"You're supposed to be working now," I hedged, fiddling with my dress.

"Self-employed. I had a talk with myself and figured I deserved a break. Reward for my good behavior and all." Kai grinned and I stifled a tiny laugh, drawing a circle in the sand with my shoe. "Quite the vanishing act you pull, flower girl," he continued, and his voice dropped a bit as he leaned against the library's wall. "Normally I kiss a girl and she's at my door the next day, hoping I'll jog her memory one last time."

Again, I laughed, but it was shaky and I had to avert my eyes. "Sounds like you have…um, a really good system going!" I replied, running a hand through my hair. "Bet you even had a record kept. I'm sorry that I, er, ruined it."

Kai quirked an eyebrow. "Who are you apologizing to exactly, Miss Popuri? Me, or the girls who I don't ever plan on kissing again, and have you to blame for that?"

"I…" I blinked a bit, things getting a bit fuzzy as Kai's face broke into a smile. "Um. That second part. Is that a lot of people?"

"Depends. What's a lot of people to you?"

"More than one," I said, barely audible.

"That is a lot then," he agreed in a serious tone. In a single fluid motion, Kai wrapped his arm around me and stared straight into my eyes so that I couldn't look away this time. I wasn't sure I wanted to. Everything felt warm and funny but nice and I could barely believe I was talking to him at all—I felt like some actress was speaking for me, because Goddess knows I wasn't in control.

"I'm afraid," I whispered as he dipped down to brush his lips against mine.

"Afraid?" Kai paused, looked at me as if he were finally seeing me for the first time. "What do you think I'm going to do to you?" The question came out amused, as if Kai were holding back a laugh at my expense.

"I don't know," I admitted.

"You're a silly girl."

"I am silly," I mumbled in agreement, chewing my lip. "Very silly."

"Kiss me, Popuri." My eyes went wide as saucers, and a tiny smile spread from the corner of Kai's mouth. "If you want," he added, and my shoulders relaxed a bit. "But you know I'm going to be here, every morning, leaving sugar, flour, and roses at your door until you do."

"And if I do kiss you?" I replied, squaring my shoulders and facing him with as much coolness as I could muster.

"Well I figure it'll take more than roses to keep you kissing me, won't it?"

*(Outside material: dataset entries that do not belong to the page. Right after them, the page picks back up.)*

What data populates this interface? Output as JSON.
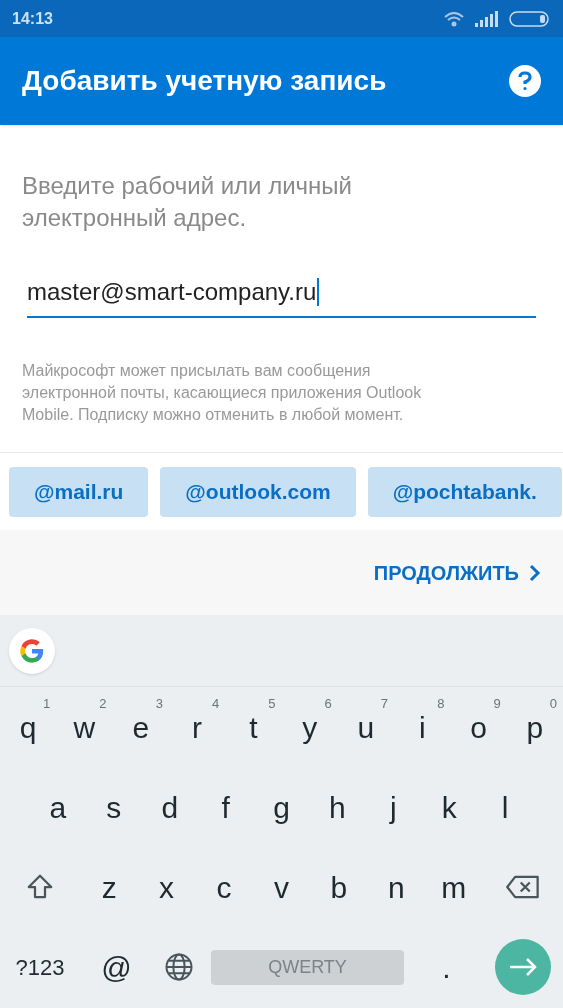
{
  "status_bar": {
    "time": "14:13"
  },
  "app_bar": {
    "title": "Добавить учетную запись"
  },
  "prompt": "Введите рабочий или личный электронный адрес.",
  "email_field": {
    "value": "master@smart-company.ru",
    "focused": true
  },
  "disclaimer_lines": [
    "Майкрософт может присылать вам сообщения",
    "электронной почты, касающиеся приложения Outlook",
    "Mobile. Подписку можно отменить в любой момент."
  ],
  "suggestions": [
    "@mail.ru",
    "@outlook.com",
    "@pochtabank."
  ],
  "continue_button": {
    "label": "ПРОДОЛЖИТЬ"
  },
  "keyboard": {
    "letter_rows": [
      [
        {
          "kind": "letter",
          "label": "q",
          "hint": "1"
        },
        {
          "kind": "letter",
          "label": "w",
          "hint": "2"
        },
        {
          "kind": "letter",
          "label": "e",
          "hint": "3"
        },
        {
          "kind": "letter",
          "label": "r",
          "hint": "4"
        },
        {
          "kind": "letter",
          "label": "t",
          "hint": "5"
        },
        {
          "kind": "letter",
          "label": "y",
          "hint": "6"
        },
        {
          "kind": "letter",
          "label": "u",
          "hint": "7"
        },
        {
          "kind": "letter",
          "label": "i",
          "hint": "8"
        },
        {
          "kind": "letter",
          "label": "o",
          "hint": "9"
        },
        {
          "kind": "letter",
          "label": "p",
          "hint": "0"
        }
      ],
      [
        {
          "kind": "letter",
          "label": "a"
        },
        {
          "kind": "letter",
          "label": "s"
        },
        {
          "kind": "letter",
          "label": "d"
        },
        {
          "kind": "letter",
          "label": "f"
        },
        {
          "kind": "letter",
          "label": "g"
        },
        {
          "kind": "letter",
          "label": "h"
        },
        {
          "kind": "letter",
          "label": "j"
        },
        {
          "kind": "letter",
          "label": "k"
        },
        {
          "kind": "letter",
          "label": "l"
        }
      ],
      [
        {
          "kind": "shift"
        },
        {
          "kind": "letter",
          "label": "z"
        },
        {
          "kind": "letter",
          "label": "x"
        },
        {
          "kind": "letter",
          "label": "c"
        },
        {
          "kind": "letter",
          "label": "v"
        },
        {
          "kind": "letter",
          "label": "b"
        },
        {
          "kind": "letter",
          "label": "n"
        },
        {
          "kind": "letter",
          "label": "m"
        },
        {
          "kind": "backspace"
        }
      ]
    ],
    "bottom_row": [
      {
        "kind": "symbols",
        "label": "?123"
      },
      {
        "kind": "letter",
        "label": "@"
      },
      {
        "kind": "globe"
      },
      {
        "kind": "space",
        "label": "QWERTY"
      },
      {
        "kind": "letter",
        "label": "."
      },
      {
        "kind": "enter"
      }
    ]
  }
}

I don't think I'm a very good kisser. I can say that because I've never kissed myself, you see. And I don't think I could, unless you count practicing with the mirror, but I only did that once and I heard Ricky coming up the stairs and it startled me something awful.

Even though I kissed Kai that afternoon? He led me. He guided me, and I guess that's because he's been with other girls, better kissers than me, girls who know what they're doing. And I don't really know much of anything, 'cept things Karen told me that made Ricky blush sometimes.

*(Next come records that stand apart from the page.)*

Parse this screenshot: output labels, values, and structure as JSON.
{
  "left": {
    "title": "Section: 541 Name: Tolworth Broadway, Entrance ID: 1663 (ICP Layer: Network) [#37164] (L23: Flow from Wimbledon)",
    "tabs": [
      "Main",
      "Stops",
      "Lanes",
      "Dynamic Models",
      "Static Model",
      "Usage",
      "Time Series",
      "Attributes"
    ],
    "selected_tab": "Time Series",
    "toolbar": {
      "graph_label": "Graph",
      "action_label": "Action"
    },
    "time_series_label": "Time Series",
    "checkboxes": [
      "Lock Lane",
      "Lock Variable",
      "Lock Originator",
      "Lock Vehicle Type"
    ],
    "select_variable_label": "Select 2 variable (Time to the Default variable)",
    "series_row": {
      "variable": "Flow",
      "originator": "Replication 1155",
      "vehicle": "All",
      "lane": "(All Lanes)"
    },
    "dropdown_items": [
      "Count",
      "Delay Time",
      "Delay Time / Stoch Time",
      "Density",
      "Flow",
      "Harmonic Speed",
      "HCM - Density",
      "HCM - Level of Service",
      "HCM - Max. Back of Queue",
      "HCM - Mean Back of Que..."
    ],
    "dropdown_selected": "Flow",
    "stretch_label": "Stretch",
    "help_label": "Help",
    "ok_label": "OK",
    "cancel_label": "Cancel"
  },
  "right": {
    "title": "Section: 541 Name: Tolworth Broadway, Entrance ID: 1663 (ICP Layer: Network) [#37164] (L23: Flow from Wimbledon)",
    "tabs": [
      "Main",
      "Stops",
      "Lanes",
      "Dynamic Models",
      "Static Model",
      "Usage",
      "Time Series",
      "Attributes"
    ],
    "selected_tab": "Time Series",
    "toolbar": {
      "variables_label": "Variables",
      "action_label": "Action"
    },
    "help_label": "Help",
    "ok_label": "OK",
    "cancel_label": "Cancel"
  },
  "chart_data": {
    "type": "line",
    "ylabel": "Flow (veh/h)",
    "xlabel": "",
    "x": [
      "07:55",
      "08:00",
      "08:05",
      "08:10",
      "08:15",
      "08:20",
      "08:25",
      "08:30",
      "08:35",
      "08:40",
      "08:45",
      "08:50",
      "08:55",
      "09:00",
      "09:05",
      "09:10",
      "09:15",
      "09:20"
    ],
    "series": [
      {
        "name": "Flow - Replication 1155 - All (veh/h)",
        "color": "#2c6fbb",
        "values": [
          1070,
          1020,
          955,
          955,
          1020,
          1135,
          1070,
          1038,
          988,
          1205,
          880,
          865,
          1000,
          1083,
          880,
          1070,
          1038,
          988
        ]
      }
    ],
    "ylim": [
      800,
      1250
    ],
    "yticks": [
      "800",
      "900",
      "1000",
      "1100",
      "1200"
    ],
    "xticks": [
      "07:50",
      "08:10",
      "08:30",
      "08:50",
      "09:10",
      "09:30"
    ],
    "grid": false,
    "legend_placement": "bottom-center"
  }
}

I remember being really nervous that second time. I wanted to be a woman, for once, if that makes sense. A startled girl gets kissed, you know. But a woman kisses back.

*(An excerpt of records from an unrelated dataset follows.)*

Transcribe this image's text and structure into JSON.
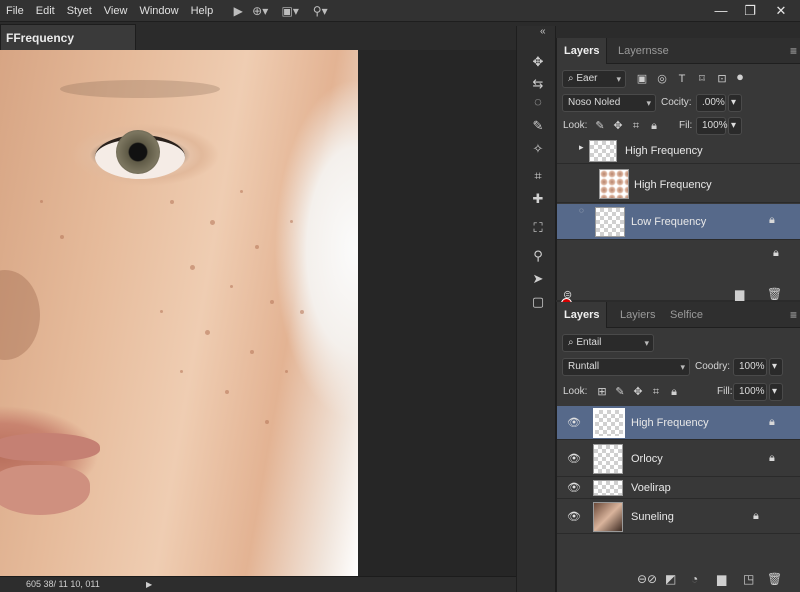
{
  "menubar": {
    "items": [
      "File",
      "Edit",
      "Styet",
      "View",
      "Window",
      "Help"
    ],
    "toolbar_icons": [
      "play-icon",
      "move-icon",
      "view-mode-icon",
      "zoom-icon"
    ],
    "window_controls": [
      "minimize",
      "restore",
      "close"
    ]
  },
  "document": {
    "tab_title": "FFrequency Separation:",
    "status_text": "605 38/ 11 10, 011"
  },
  "tools": [
    "move-tool",
    "lasso-tool",
    "quick-select-tool",
    "crop-tool",
    "eyedropper-tool",
    "healing-tool",
    "brush-tool",
    "stamp-tool",
    "eraser-tool",
    "gradient-tool",
    "pen-tool",
    "path-select-tool",
    "shape-tool"
  ],
  "panel_top": {
    "tabs": [
      "Layers",
      "Layernsse"
    ],
    "filter_label": "Eaer",
    "blend_mode": "Noso Noled",
    "opacity_label": "Cocity:",
    "opacity_value": ".00%",
    "lock_label": "Look:",
    "fill_label": "Fil:",
    "fill_value": "100%",
    "layers": [
      {
        "name": "High Frequency"
      },
      {
        "name": "High Frequency"
      },
      {
        "name": "Low Frequency"
      }
    ],
    "accent_color": "#d40000"
  },
  "panel_bottom": {
    "tabs": [
      "Layers",
      "Layiers",
      "Selfice"
    ],
    "filter_label": "Entail",
    "blend_mode": "Runtall",
    "opacity_label": "Coodry:",
    "opacity_value": "100%",
    "lock_label": "Look:",
    "fill_label": "Fill:",
    "fill_value": "100%",
    "layers": [
      {
        "name": "High Frequency"
      },
      {
        "name": "Orlocy"
      },
      {
        "name": "Voelirap"
      },
      {
        "name": "Suneling"
      }
    ],
    "selected_color": "#56698a"
  }
}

Teacher and student, those roles aren't quite the same as man and woman. Not that I had a choice. Not that any other relationship starts out quite equal, I guess. And something had to have been done right, if he were smiling at me like that. Something had to have balanced, somehow.

"What are your plans for the rest of the summer?" Kai breathed into my ear.

"I plan on apologizing to a lot of women," I answered, gazing up into his eyes. "And planting a lot of roses."

"A lot, huh. How much is a lot?"

"As many as it takes," I said, and I kissed him again, because maybe I'd get it right this time, because I wanted to learn everything Kai had to teach me so I could never disappoint him. He held me tight and safe in his arms, and we tried again and again to find even ground, until everything was soft and warm and I couldn't tell if it was just the summer heat, or love, or…something else completely.

Mary shrieked when she came out of the library and saw us standing there like that. Dropped all her books, got flustered and stammered something before scattering off to her house.

Rick didn't scream when I came home, unable to suppress my smile as I giggled and blushed my way into the house. But he grunted. And he didn't say a word when he stormed up the stairs.